_Exercise details_. Gather each line containing the string "probability" from these entries.

Items from a data source
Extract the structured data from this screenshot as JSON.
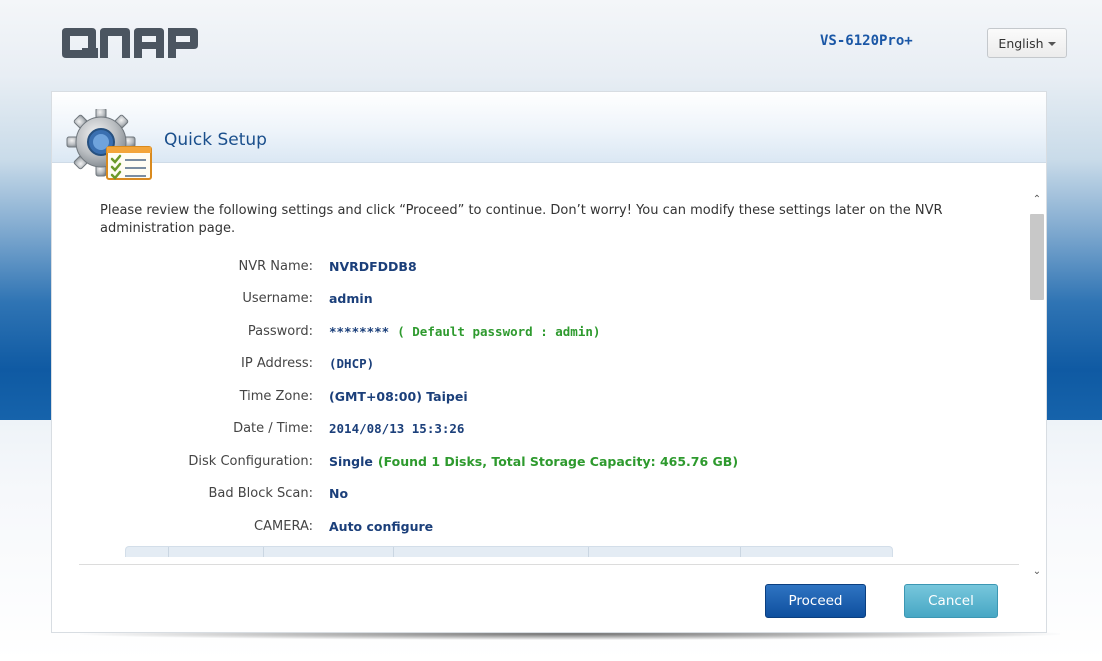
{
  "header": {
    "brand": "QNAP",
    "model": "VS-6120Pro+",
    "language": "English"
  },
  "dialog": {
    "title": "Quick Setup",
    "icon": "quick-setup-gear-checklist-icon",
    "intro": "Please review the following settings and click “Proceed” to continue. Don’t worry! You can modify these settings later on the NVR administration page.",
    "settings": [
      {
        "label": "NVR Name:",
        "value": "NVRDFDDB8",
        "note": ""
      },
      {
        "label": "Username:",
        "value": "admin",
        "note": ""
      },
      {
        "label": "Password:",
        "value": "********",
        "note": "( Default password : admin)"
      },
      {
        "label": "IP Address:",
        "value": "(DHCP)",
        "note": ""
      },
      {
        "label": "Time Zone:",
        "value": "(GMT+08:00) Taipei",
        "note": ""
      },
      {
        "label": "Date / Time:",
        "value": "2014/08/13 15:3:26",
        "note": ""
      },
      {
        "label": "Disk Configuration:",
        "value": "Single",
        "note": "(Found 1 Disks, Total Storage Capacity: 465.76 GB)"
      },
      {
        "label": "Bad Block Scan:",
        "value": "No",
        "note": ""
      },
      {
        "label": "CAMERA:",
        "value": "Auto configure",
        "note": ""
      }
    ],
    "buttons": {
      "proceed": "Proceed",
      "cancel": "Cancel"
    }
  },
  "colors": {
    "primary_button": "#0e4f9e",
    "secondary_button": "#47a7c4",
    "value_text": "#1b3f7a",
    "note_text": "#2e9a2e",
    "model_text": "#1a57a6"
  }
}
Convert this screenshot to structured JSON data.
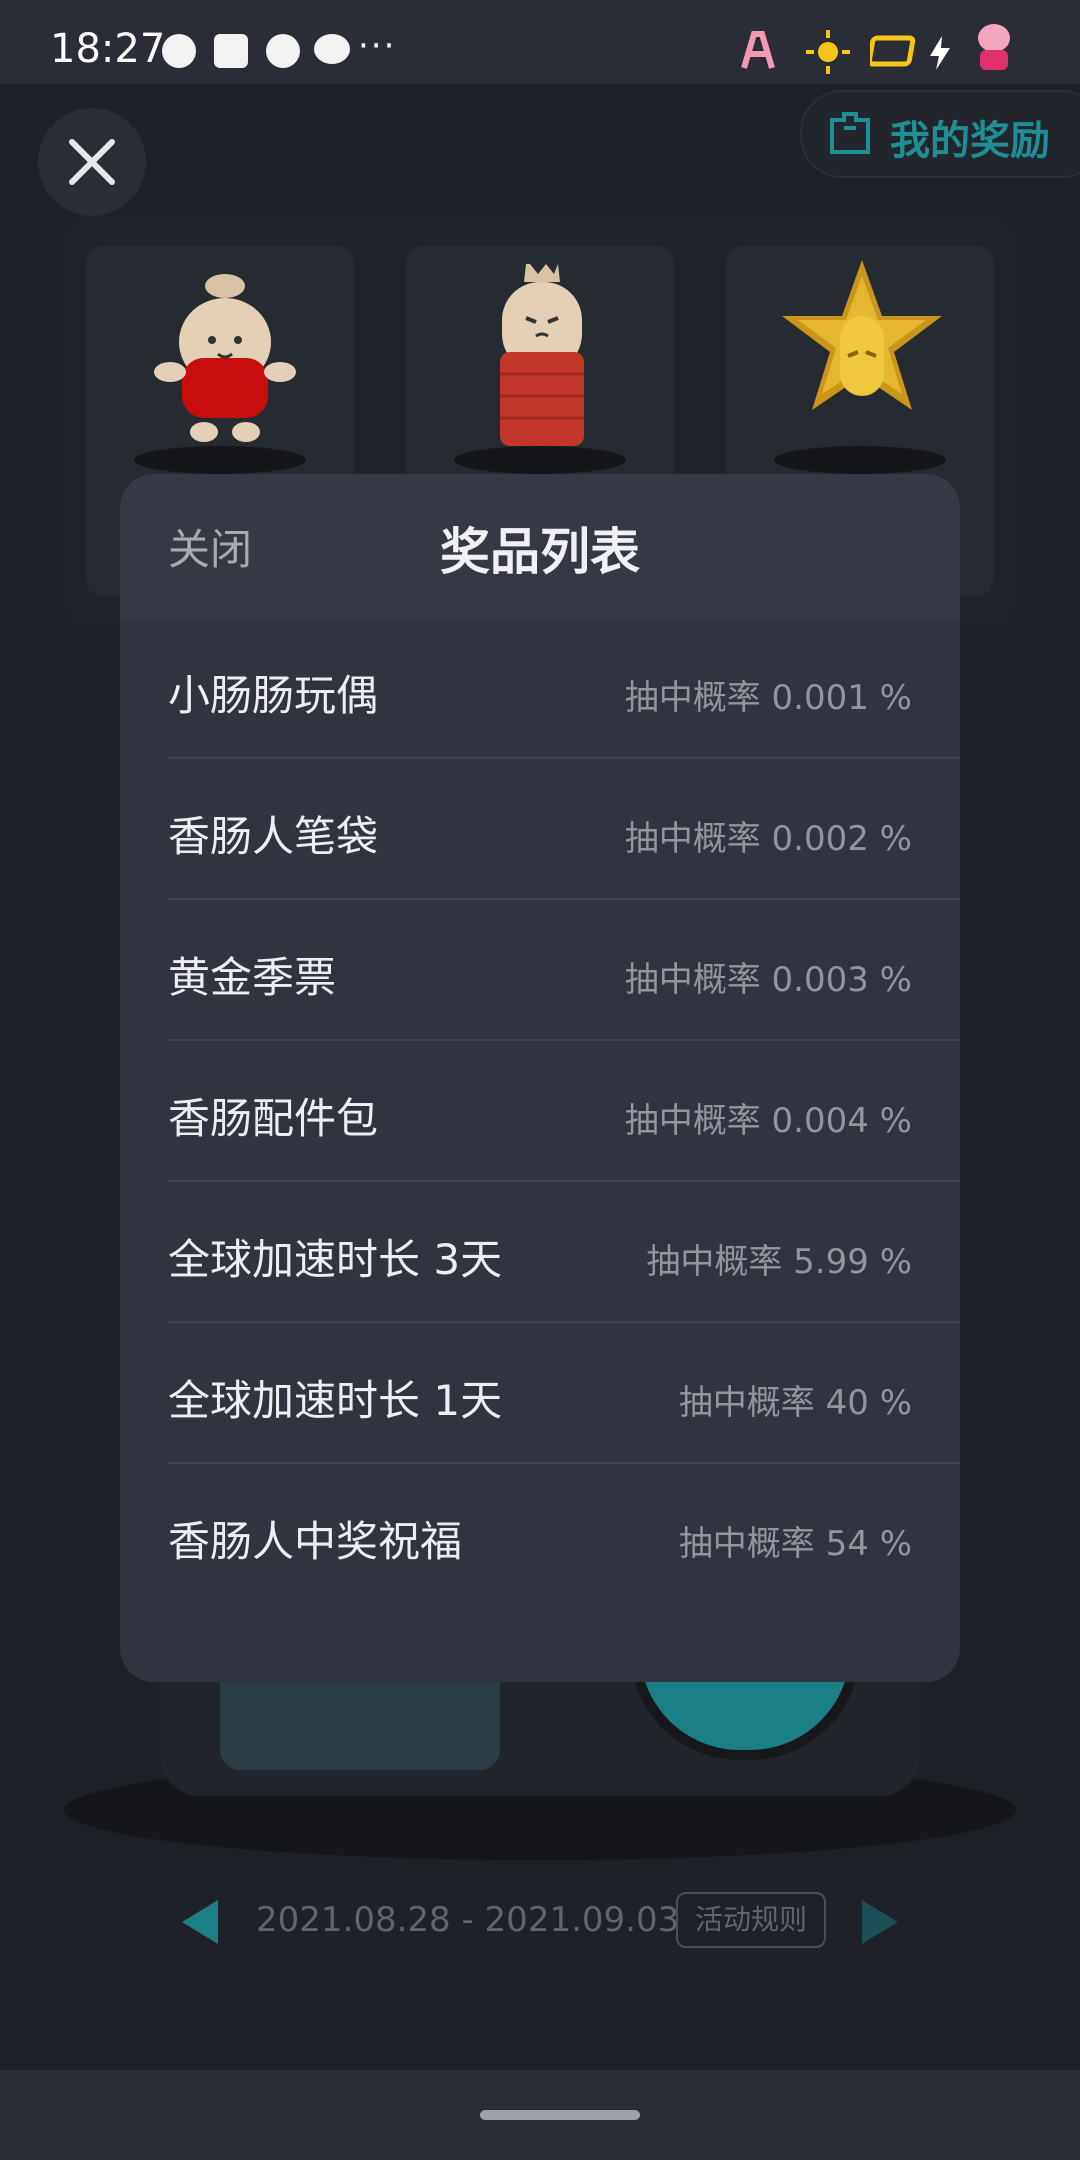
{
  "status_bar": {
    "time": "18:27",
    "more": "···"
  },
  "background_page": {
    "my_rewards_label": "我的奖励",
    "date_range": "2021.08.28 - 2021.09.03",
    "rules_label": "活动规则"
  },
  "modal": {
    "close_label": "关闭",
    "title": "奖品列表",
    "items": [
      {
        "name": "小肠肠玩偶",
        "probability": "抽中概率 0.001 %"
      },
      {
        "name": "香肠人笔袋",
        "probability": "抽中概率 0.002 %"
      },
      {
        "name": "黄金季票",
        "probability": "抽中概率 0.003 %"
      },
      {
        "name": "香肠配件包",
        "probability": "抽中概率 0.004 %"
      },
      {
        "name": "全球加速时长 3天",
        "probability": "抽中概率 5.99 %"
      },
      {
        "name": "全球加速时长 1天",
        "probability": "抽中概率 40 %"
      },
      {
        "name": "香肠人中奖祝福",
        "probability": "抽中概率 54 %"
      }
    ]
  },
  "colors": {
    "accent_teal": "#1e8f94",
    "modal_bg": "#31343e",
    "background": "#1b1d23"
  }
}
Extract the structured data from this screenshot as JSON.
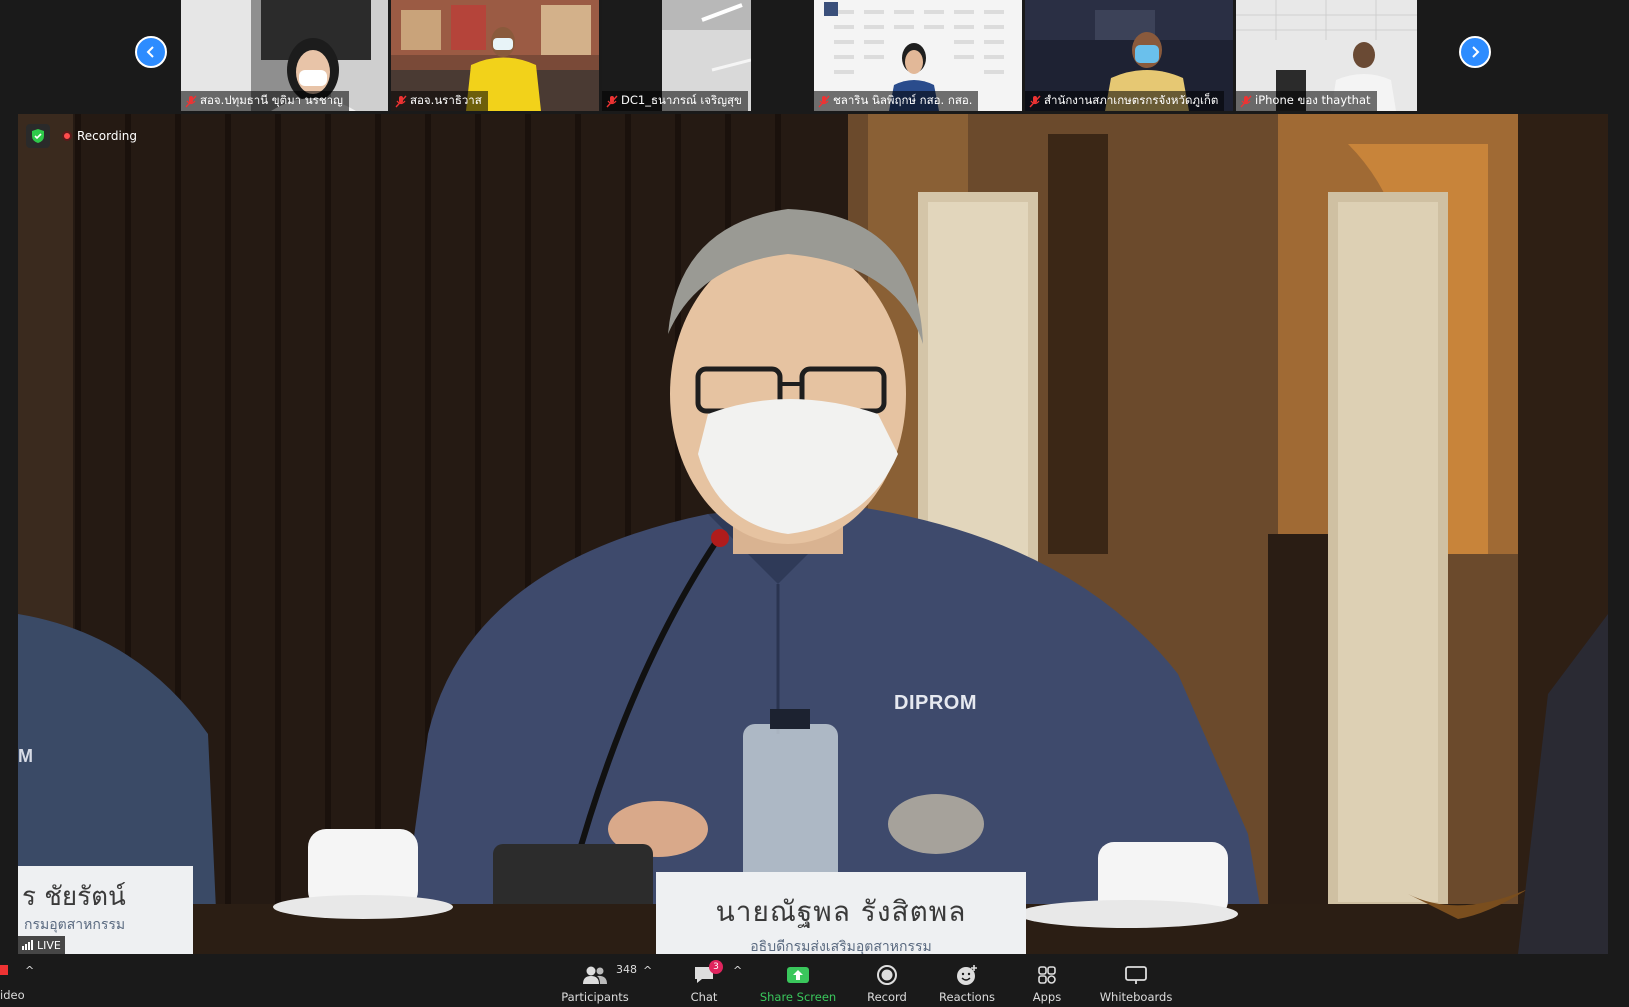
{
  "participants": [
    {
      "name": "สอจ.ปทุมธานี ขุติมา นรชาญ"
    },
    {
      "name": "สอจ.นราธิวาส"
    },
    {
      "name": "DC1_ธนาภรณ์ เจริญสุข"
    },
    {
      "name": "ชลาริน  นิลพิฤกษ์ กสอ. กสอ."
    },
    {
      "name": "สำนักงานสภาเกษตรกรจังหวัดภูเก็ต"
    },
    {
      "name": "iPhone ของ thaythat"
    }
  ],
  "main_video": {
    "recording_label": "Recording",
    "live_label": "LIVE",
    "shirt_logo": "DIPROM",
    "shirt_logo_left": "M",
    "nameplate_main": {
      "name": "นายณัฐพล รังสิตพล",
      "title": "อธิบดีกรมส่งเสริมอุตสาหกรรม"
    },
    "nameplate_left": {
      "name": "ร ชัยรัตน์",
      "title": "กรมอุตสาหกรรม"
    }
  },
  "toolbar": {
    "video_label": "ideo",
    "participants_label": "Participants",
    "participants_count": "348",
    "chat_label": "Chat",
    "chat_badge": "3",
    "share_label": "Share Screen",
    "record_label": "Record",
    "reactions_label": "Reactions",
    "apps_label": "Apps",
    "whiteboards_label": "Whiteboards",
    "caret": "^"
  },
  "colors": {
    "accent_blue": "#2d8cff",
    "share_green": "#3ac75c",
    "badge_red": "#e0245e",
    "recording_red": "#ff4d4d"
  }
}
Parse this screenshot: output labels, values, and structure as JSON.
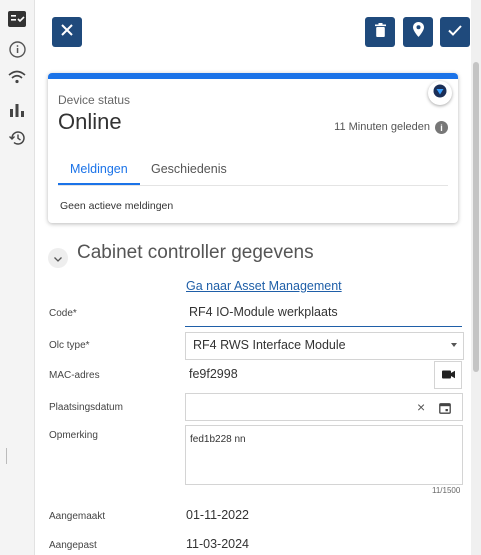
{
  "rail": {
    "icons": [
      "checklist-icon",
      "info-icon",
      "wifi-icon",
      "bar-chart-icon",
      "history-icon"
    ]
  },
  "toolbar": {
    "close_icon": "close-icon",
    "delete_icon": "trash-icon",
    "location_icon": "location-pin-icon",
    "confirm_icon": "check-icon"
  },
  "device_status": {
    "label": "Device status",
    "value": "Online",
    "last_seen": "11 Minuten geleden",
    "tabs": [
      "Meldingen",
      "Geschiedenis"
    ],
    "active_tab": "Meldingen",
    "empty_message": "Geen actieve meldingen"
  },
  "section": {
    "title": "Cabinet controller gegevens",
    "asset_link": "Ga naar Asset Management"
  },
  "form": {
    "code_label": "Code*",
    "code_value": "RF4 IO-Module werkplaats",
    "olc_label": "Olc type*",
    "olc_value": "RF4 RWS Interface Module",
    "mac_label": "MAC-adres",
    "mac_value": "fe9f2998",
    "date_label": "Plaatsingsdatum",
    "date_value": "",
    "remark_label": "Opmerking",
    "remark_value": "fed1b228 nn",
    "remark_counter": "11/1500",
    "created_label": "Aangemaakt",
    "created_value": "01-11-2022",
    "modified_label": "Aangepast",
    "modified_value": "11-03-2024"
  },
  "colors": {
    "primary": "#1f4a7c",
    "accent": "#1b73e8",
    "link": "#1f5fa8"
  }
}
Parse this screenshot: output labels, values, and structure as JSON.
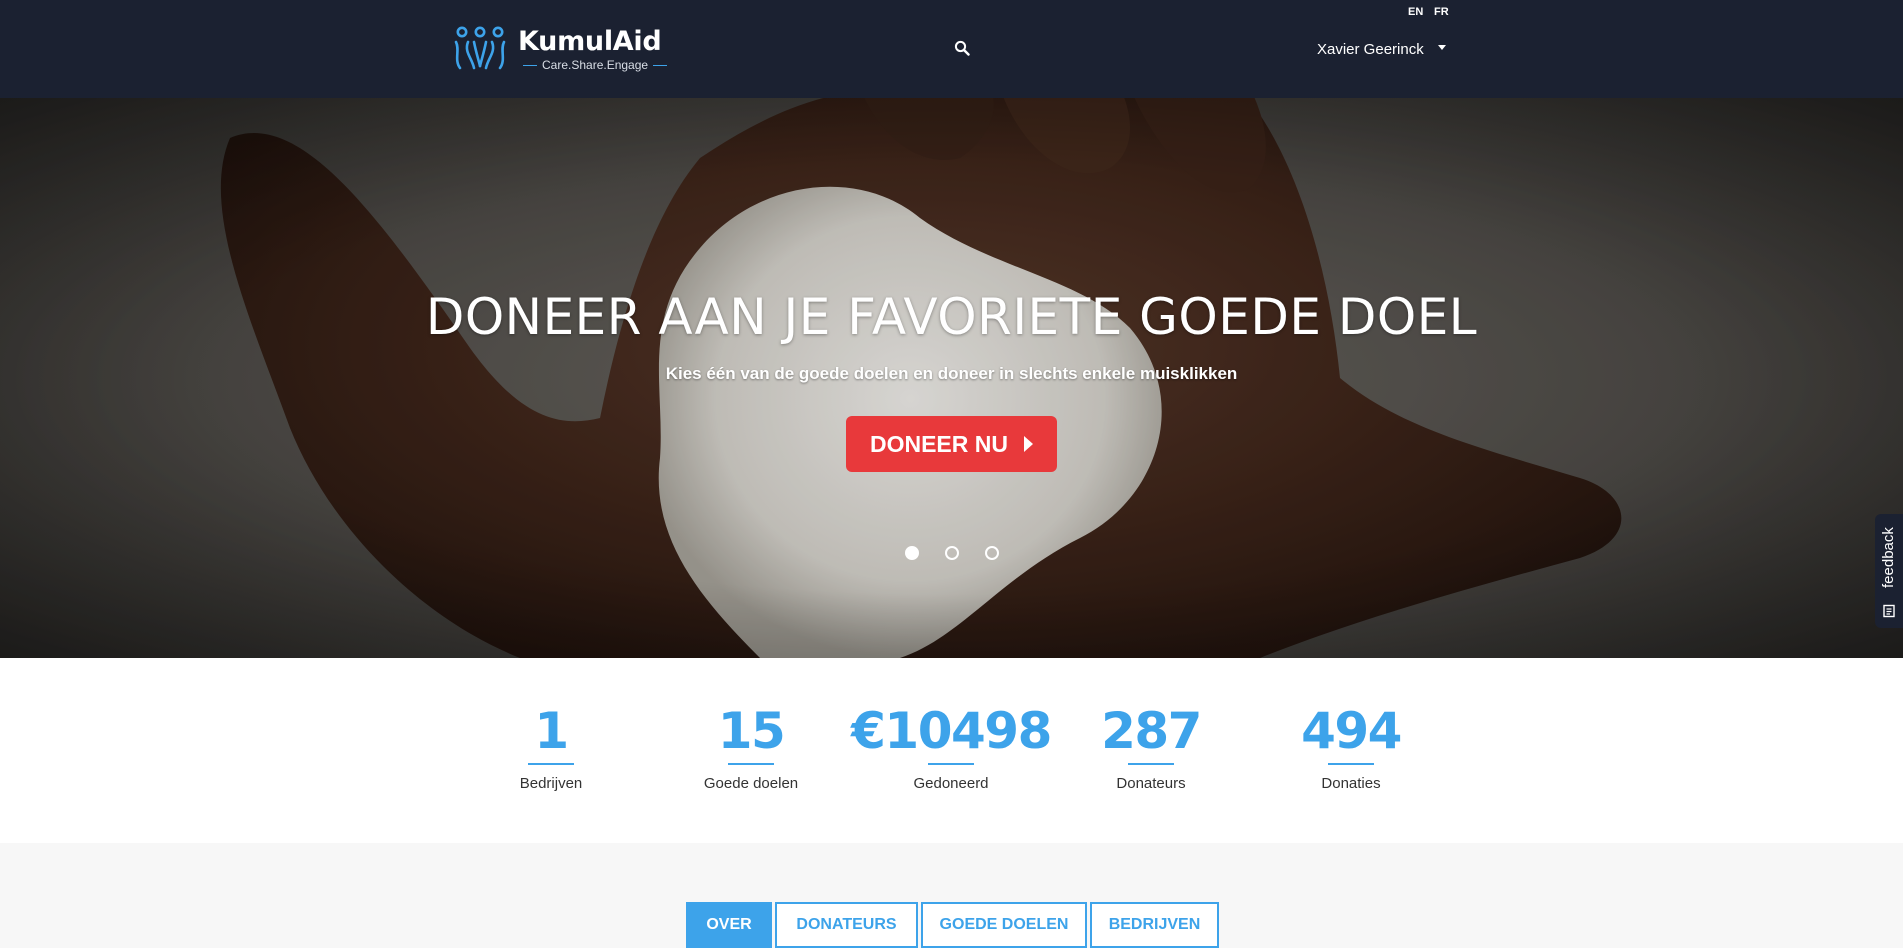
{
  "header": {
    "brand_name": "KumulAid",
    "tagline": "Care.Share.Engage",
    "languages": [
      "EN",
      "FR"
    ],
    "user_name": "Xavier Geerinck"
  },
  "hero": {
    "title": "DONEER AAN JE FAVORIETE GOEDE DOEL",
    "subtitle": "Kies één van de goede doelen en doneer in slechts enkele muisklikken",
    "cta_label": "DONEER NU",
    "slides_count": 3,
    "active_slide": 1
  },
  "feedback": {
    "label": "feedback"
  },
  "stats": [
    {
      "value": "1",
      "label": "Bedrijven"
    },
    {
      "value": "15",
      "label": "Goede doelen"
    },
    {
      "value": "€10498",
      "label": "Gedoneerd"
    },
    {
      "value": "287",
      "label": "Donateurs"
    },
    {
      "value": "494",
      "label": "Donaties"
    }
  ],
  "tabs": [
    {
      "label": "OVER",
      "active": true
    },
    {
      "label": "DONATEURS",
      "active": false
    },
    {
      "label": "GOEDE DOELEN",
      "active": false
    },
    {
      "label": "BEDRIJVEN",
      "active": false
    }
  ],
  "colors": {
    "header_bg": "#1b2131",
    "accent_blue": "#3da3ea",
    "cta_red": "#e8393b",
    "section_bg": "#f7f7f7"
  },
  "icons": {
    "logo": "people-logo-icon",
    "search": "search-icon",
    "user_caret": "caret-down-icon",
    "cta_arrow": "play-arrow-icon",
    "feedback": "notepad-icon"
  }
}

_Written answer_.
        "probability": "抽中概率 0.001 %"
        "probability": "抽中概率 0.002 %"
        "probability": "抽中概率 0.003 %"
        "probability": "抽中概率 0.004 %"
        "probability": "抽中概率 5.99 %"
        "probability": "抽中概率 40 %"
        "probability": "抽中概率 54 %"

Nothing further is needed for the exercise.